No doubt this is partly because the general public are still inclined to think of polyamory as primarily about sex, “in the same way that a lot of people assumed that being queer was just about sex,” Hung says. “Polyamory is firstly about love,” Smith puts it, “it's about connection, and it can be about families, it can be about building lives together.” Polyamorous people looking to start a family run into all kinds of legal barriers to do with shared property ownership, which is mostly to do with societal sense of propriety. Instinctively we feel that a child ought to have two parents—but with the insane cost of childcare in this country, three adults raising a baby might well be better than two. “We refer to polyamorous lifestyles and all of these different models of family structures as alternative: mixed families, when you have multiple step parents living together, or co-ops,” Hung says, “but actually, the nuclear family is the outlier, historically. We used to have the village to bring up the children. It wasn't until the 1950s when that nuclear family model got pushed quite hard.”
Another misconception about polyamory is that it is somehow an easy option: less commitment, a way of escaping the risk inherent in devoting yourself to one person. But if anything, the amount of attention demanded by having more than one partner can mean quite the opposite. “Paradoxically, polyamory can end up being more rigid because you start needing to put in more rules in place to keep everybody safe,” psychotherapist, Marianne Johnson tells me. “In a monogamous relationship, even if there’s a tacit contract, you don’t necessarily go to a partner: ‘Well, it's OK if you flirt, but only putting a hand on their arm not by giving them a long hug.’”
Non-monogamy is being talked about more, but, Johnson says, it might be more talking about it than practising it. “A lot of my clients are questioning the status quo, and the values around monogamy,” she says. “People pursue non-monogamy for all kinds of different reasons, successfully and unsuccessfully, depending on their needs and desires as an individual.”
Monogamy is far from over—it will persist, and continue to be pursued by the majority of people.
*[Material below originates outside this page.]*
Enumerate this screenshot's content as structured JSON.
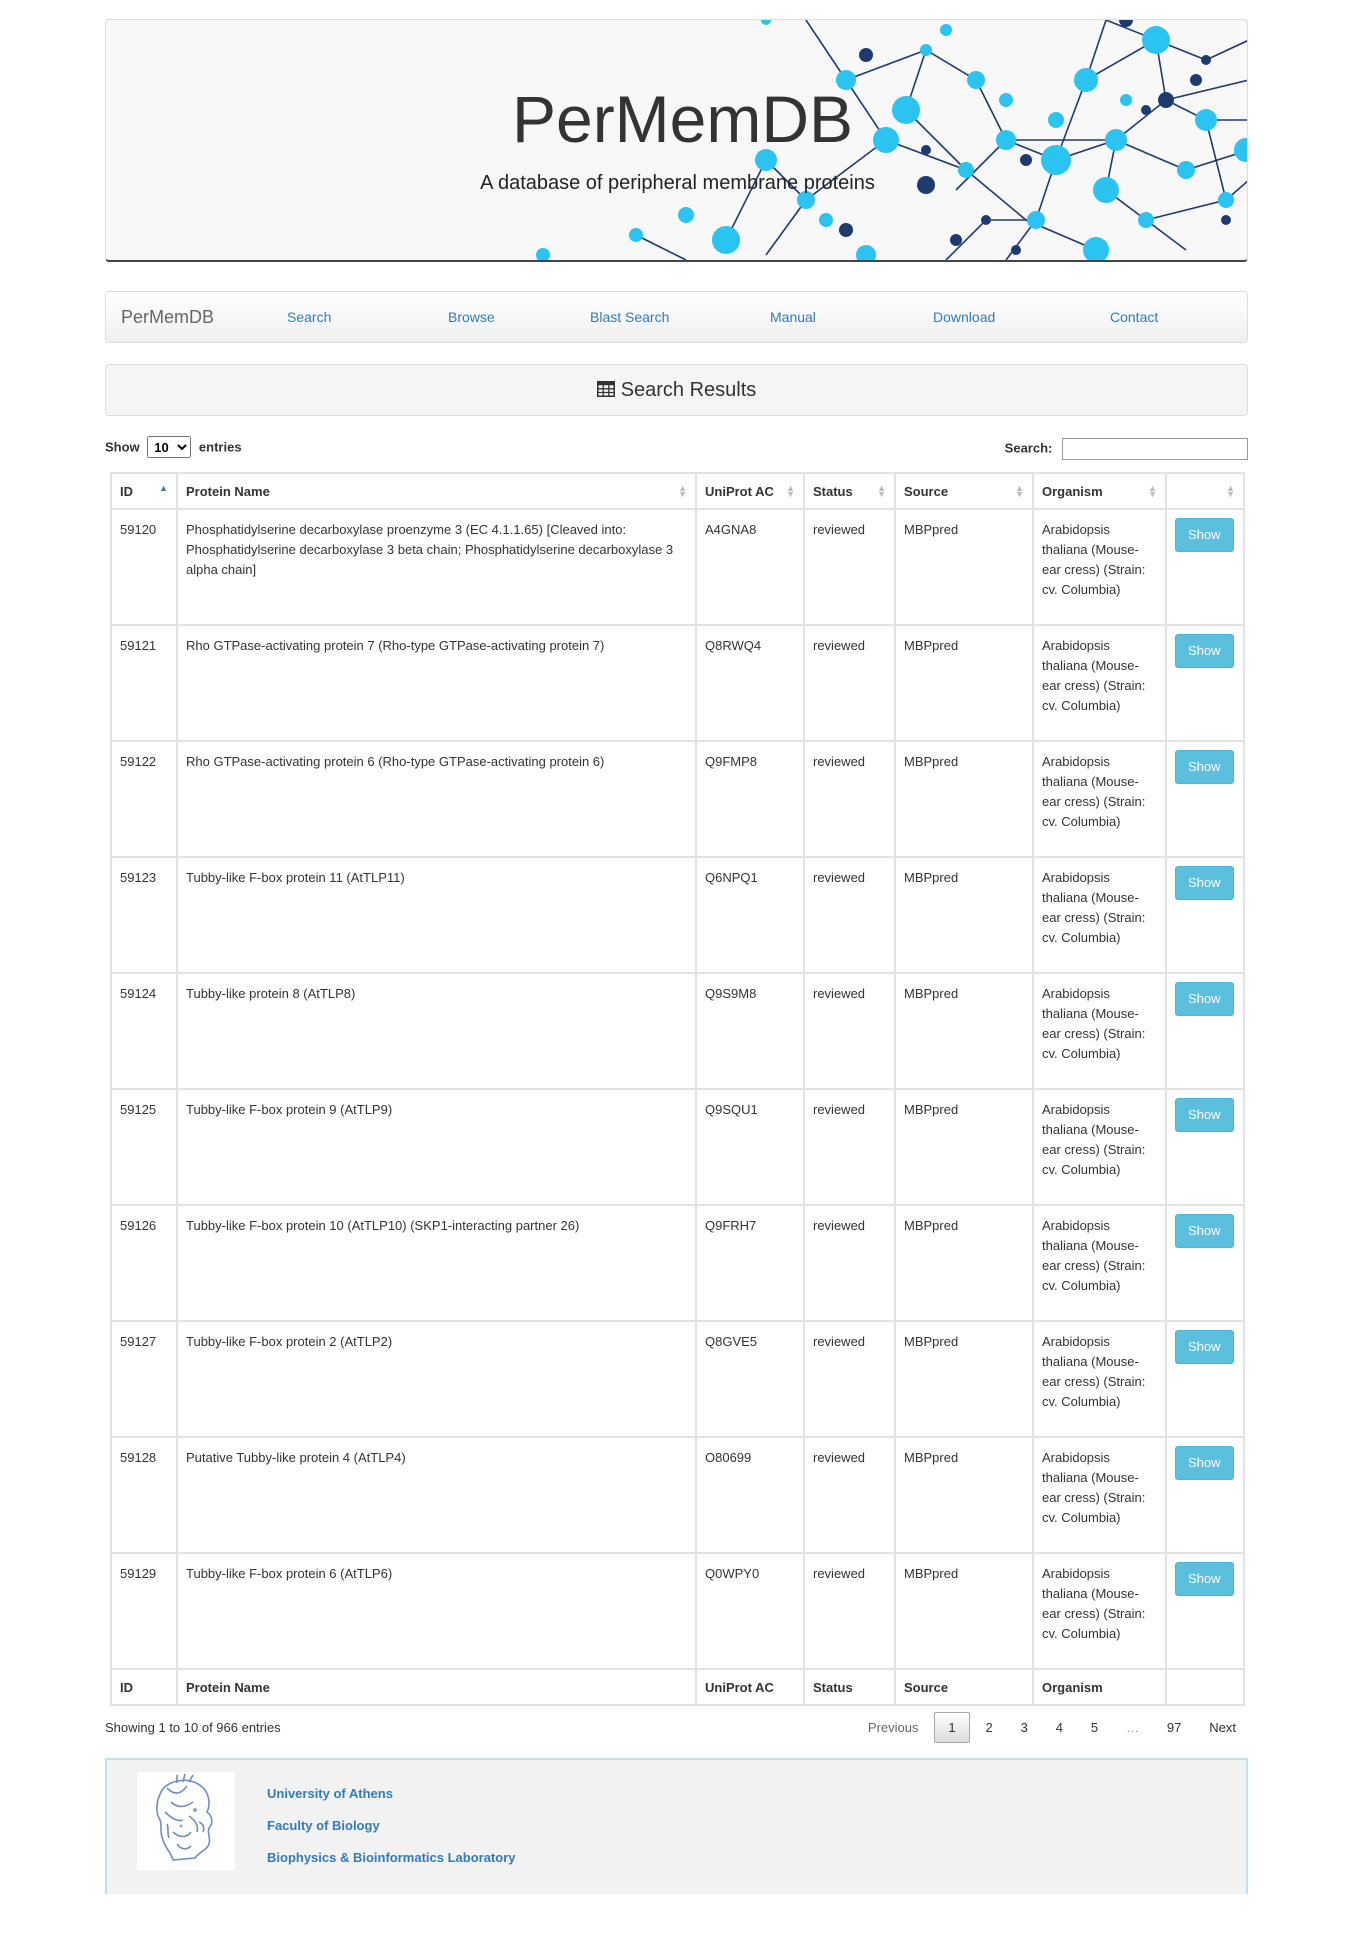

But Amy Key, author of the memoir Arrangements in Blue, about living without a partner, says she’s been inspired by the open way that polyamorous people negotiate their arrangements. “I think it can help us all maintain better quality relationships, more honest relationships, than heteronormative monogamous relationships impose on people.”
We ought to celebrate the freedom that we have to talk more about different styles of relationship—if nothing else, it encourages everybody to scrutinise their relationships a little more closely, to ask themselves more honestly: is this working for me? And to find other people asking the same questions when they’re ready to face the answers.